Saturday, September 26, 2009

Russian Engine Could Boost Chinese Competitiveness, May Help FC-1 Meet F-16, MiG Challenge



Russian Engine Could Boost Chinese Competitiveness, May Help FC-1 Meet F-16, MiG Challenge


TAIPEI — Moscow’s decision to give Beijing access to Russian-made RD-93 jet engines will allow China’s Chengdu FC-1 Fierce Dragon (Xiaolong) to compete for sales against Lockheed Martin and MiG fighters, analysts said.

Richard Fisher, vice president of the Washington-based International Assessment and Strategy Center, said this will place new pressure on the MiG Corp., “which will now be stressed to develop a new lightweight fighter with better price and performance to compete with Chengdu’s fighters.”

Russia’s Kommersant newspaper reported on Nov. 20 that Moscow will allow China to fit the RD-93 in Pakistan’s JF-17 Thunder, a variant of the FC-1.
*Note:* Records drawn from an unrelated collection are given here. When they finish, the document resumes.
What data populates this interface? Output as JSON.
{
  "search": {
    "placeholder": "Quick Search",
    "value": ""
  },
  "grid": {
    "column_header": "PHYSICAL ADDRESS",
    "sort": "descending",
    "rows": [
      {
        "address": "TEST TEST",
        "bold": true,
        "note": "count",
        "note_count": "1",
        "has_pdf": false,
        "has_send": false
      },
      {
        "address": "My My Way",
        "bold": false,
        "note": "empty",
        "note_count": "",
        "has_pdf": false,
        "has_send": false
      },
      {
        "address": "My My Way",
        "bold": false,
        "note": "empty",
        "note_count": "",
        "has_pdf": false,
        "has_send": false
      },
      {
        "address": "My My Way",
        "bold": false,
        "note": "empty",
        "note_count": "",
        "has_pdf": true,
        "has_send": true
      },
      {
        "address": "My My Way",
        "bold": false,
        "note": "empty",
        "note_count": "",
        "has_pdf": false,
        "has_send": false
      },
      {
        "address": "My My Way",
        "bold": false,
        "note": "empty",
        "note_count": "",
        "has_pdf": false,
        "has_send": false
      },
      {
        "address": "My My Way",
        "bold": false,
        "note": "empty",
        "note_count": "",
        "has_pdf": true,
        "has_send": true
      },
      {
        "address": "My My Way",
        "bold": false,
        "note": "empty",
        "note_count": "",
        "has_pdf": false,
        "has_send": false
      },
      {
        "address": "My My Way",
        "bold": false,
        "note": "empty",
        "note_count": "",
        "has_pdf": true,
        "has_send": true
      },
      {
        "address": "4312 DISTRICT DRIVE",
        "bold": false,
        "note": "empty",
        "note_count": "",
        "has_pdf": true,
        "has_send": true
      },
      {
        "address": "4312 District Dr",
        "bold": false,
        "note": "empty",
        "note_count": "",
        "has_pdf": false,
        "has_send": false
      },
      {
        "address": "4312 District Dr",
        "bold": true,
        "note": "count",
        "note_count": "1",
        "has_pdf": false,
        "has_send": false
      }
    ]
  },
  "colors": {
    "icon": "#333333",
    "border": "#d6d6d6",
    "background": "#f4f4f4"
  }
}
The FC-1 is also a potential competitor against the F-16 on the world market. The delta-winged, single-engine fighter tops out at Mach 1.6 and is seen as a cheaper, more rugged competitor to the F-16. Additionally, countries that have been hit by U.S. military sanctions, like Thailand, might see the FC-1 as an attractive alternative to F-16s that carry political strings.

The RD-93 has a basic thrust of 11,090 pounds, and with afterburner, 18,260 pounds. It is a variant of the RD-33, which powers the MiG-29 fighter.

U.S. political actions against Pakistan in the past 30 years include sanctions placed on Islamabad after a series of nuclear weapons tests in 1998 and additional sanctions after the bloodless 1999 military coup that put President Pervez Musharraf into power.

Both the multirole FC-1 and the JF-17 were jointly designed and developed by the Chengdu Aircraft Industrial Corp. and the Pakistan Aeronautical Complex in Karma beginning in the 1990s. However, due to pressure from India, Russia would not allow China to outfit the JF-17 with the Russian engine. This has slowed assembly of the JF-17, which opened production facilities in April 2005.

Fisher sees the recent decision as a major concession from Moscow that will allow China “to market its new generation of fighters long before it is able to sell them with Chinese engines, which may not become accepted by the market until they are proven in PLAAF [People’s Liberation Army Air Force] service, perhaps well into the next decade.”

“An agreement for re-export of the RD-93 may also soon include re-export of the more powerful AL-31FN, as seen by recent reports of this engine's sale to Iran in the Chengdu J-10. Reports also indicate Syria may also receive the J-10,” said Fisher.

However, Chinese officials at the Dubai Air Show on Nov. 13 dismissed reports of sales of the Chengdu J-10 to Iran, calling them a “fabrication” and “not true.” Andrei Chang, defense analyst of the Hong Kong-based Kanwa Information Center, said that it was unlikely that Russia would allow China to re-export the J-10 with Russian-made AL31F engines.

Algeria, Bangladesh, Egypt, Iran, Lebanon, Myanmar, Nigeria, Sri Lanka are reportedly interested in the FC-1.